AIM OF THE EXERCISE
Return all lines from the listing below in which "this" appears.

- - - -

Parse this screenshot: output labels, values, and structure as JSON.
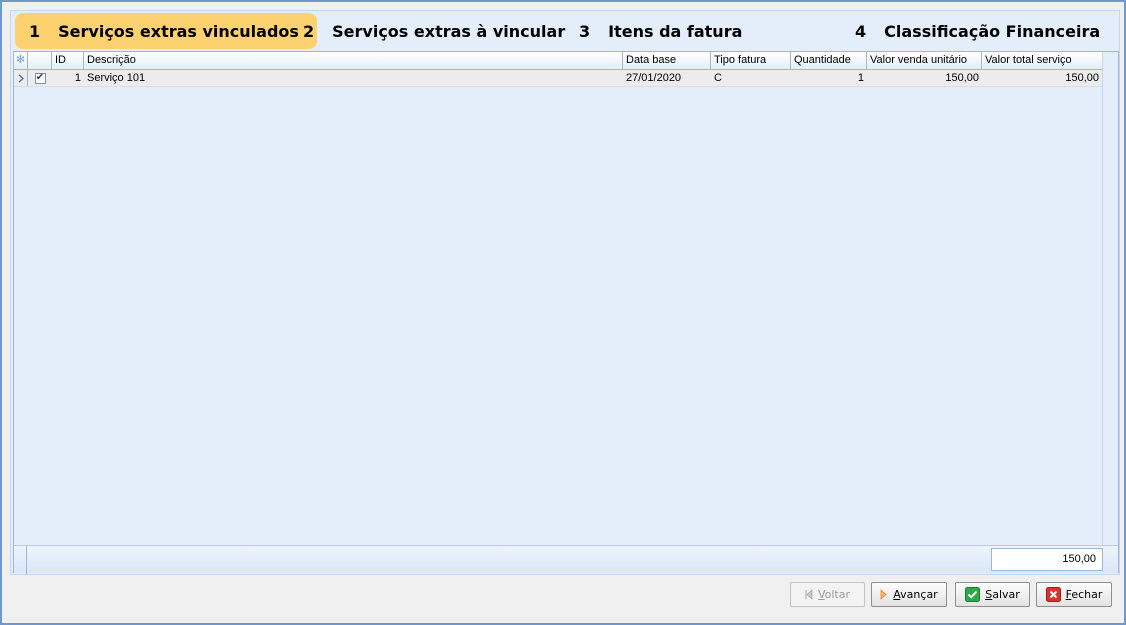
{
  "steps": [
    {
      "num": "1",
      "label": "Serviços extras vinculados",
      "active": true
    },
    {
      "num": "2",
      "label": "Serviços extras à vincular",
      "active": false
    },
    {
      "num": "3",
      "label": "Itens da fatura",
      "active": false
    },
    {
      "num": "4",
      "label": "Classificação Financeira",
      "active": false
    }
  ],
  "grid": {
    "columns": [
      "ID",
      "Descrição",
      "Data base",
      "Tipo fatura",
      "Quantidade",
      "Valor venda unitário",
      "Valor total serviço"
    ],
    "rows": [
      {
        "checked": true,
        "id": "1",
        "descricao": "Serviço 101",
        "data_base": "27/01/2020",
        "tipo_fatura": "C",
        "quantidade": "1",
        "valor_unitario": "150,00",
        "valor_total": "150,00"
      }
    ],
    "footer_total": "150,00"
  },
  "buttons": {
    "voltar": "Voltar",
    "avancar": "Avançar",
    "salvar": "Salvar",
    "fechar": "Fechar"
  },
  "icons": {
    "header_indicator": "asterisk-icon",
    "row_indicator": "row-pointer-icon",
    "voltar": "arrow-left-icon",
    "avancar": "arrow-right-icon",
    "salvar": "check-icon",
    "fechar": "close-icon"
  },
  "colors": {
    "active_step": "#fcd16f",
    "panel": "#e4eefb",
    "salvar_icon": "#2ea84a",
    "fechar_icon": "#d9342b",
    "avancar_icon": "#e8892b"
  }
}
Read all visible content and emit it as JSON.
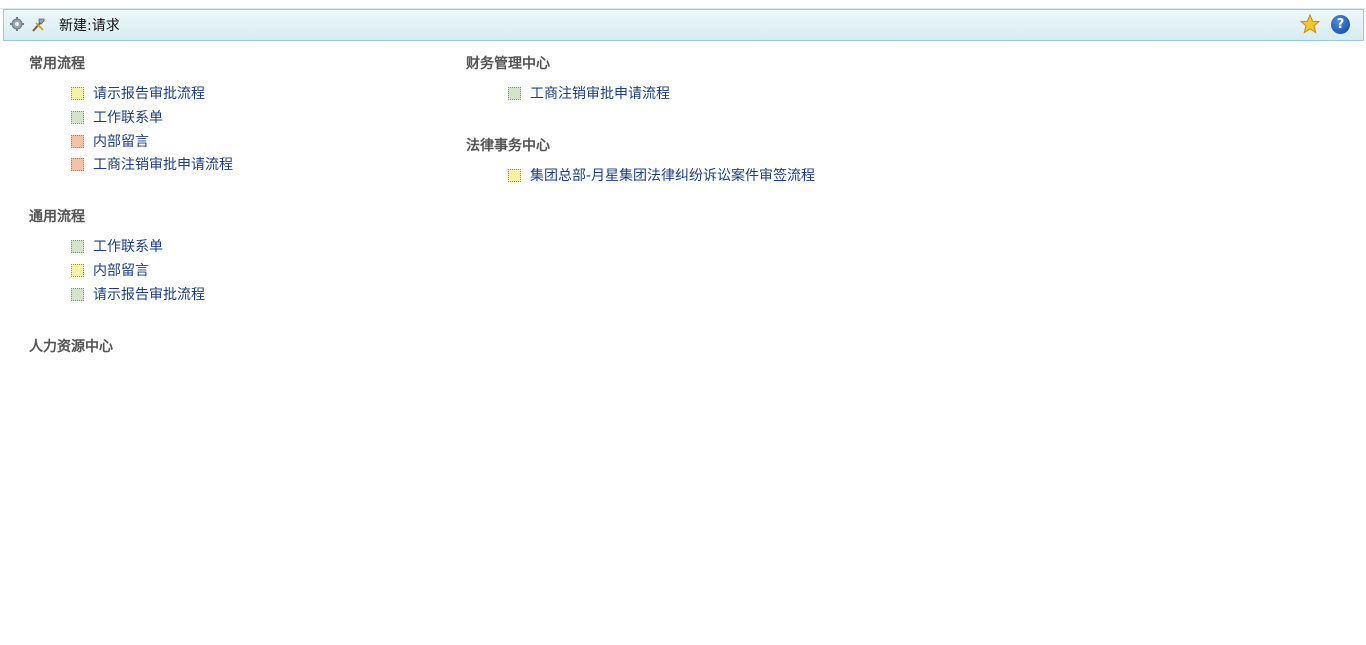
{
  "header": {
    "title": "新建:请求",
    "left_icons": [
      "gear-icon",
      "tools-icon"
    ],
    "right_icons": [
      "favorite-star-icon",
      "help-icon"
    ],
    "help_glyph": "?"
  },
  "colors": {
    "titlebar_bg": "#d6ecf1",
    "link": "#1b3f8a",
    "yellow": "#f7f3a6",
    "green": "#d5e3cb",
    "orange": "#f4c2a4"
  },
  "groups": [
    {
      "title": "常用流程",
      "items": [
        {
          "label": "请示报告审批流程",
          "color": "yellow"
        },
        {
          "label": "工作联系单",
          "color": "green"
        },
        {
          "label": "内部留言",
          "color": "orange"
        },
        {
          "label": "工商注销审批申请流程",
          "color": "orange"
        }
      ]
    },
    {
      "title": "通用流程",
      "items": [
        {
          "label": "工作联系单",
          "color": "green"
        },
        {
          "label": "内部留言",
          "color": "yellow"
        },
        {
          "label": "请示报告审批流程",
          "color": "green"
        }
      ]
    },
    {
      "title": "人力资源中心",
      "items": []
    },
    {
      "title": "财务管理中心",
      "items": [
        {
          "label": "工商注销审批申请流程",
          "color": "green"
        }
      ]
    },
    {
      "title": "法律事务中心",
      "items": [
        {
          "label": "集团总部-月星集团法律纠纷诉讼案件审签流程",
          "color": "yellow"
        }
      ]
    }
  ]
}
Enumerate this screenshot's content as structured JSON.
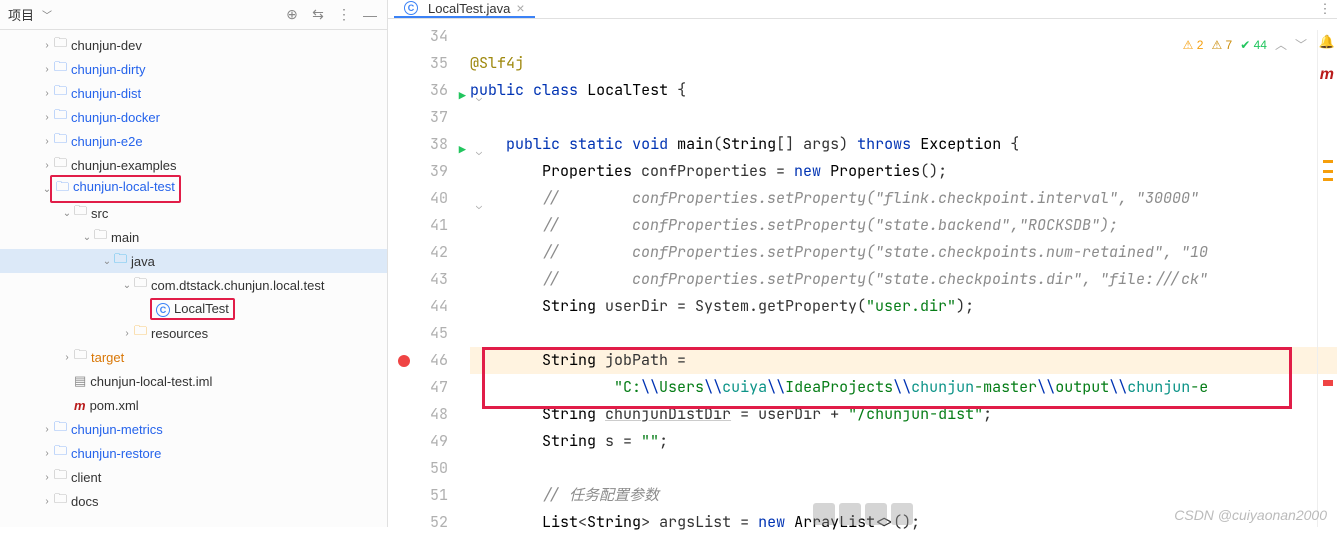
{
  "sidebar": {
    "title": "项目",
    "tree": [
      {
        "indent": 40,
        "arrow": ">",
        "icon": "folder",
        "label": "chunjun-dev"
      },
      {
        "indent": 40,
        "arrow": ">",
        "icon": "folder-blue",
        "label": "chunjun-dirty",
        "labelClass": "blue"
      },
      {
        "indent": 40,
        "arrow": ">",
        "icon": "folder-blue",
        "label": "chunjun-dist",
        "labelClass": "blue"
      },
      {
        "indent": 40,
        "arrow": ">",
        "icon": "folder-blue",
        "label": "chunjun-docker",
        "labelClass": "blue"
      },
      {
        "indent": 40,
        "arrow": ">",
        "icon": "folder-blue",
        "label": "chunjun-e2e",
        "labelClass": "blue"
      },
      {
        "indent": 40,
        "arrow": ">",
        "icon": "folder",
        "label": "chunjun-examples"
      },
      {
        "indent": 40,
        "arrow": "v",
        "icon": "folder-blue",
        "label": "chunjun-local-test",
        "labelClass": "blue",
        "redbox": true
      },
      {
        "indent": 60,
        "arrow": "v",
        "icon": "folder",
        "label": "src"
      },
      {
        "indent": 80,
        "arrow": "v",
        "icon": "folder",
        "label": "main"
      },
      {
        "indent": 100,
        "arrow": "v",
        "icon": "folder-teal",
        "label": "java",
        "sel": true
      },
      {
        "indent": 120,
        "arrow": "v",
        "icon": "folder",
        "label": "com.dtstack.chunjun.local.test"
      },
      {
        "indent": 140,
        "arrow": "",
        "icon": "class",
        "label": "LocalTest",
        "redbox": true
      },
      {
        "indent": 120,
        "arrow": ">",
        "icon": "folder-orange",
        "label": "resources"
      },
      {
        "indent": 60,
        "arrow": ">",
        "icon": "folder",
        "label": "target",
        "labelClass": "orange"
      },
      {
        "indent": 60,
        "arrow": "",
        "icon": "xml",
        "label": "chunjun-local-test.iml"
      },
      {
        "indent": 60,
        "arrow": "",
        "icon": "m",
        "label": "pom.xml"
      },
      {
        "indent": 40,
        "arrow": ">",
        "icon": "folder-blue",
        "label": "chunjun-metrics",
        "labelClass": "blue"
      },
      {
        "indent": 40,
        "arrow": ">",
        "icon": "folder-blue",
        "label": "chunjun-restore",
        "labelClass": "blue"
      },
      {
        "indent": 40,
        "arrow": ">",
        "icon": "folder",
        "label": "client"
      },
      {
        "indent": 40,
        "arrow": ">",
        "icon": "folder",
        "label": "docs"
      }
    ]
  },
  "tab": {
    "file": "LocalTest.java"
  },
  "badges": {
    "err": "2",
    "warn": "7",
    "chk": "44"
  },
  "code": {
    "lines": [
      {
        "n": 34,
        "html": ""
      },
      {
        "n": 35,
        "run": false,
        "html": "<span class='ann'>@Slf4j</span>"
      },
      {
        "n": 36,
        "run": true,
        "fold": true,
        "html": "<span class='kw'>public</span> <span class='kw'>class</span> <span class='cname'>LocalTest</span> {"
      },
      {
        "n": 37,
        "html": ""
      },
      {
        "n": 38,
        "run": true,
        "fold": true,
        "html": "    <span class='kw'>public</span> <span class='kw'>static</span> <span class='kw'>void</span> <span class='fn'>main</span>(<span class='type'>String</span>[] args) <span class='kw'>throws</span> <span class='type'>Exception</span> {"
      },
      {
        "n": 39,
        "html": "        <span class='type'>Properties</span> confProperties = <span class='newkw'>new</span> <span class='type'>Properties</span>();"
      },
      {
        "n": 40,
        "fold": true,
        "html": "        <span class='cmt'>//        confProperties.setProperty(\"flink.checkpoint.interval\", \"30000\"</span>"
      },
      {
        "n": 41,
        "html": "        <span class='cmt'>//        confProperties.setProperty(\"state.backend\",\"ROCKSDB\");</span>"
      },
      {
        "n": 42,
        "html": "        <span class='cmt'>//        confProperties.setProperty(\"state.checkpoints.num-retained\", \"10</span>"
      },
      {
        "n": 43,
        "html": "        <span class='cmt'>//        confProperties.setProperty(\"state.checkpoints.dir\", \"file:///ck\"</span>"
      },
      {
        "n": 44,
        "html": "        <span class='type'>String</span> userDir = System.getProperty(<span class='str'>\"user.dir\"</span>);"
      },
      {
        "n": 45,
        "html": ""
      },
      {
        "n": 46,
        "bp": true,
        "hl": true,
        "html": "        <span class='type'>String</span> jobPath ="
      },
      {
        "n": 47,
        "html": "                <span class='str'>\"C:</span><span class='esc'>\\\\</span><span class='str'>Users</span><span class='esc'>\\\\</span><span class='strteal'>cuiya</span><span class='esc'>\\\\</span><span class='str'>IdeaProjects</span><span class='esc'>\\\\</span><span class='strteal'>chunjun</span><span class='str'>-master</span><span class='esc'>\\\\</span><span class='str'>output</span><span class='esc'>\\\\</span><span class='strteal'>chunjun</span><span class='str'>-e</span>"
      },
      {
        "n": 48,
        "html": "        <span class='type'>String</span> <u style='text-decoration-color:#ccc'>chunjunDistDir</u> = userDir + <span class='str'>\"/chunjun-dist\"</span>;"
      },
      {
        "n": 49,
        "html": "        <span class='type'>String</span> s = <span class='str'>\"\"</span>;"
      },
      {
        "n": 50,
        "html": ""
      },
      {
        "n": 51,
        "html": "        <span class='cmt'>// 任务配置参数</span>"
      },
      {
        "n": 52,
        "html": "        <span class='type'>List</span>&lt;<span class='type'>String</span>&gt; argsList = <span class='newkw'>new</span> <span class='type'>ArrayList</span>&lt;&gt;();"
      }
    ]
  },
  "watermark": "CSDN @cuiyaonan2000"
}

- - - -

OUTPUT BELOW
Parse this screenshot: output labels, values, and structure as JSON.
Enumerate this screenshot's content as structured JSON.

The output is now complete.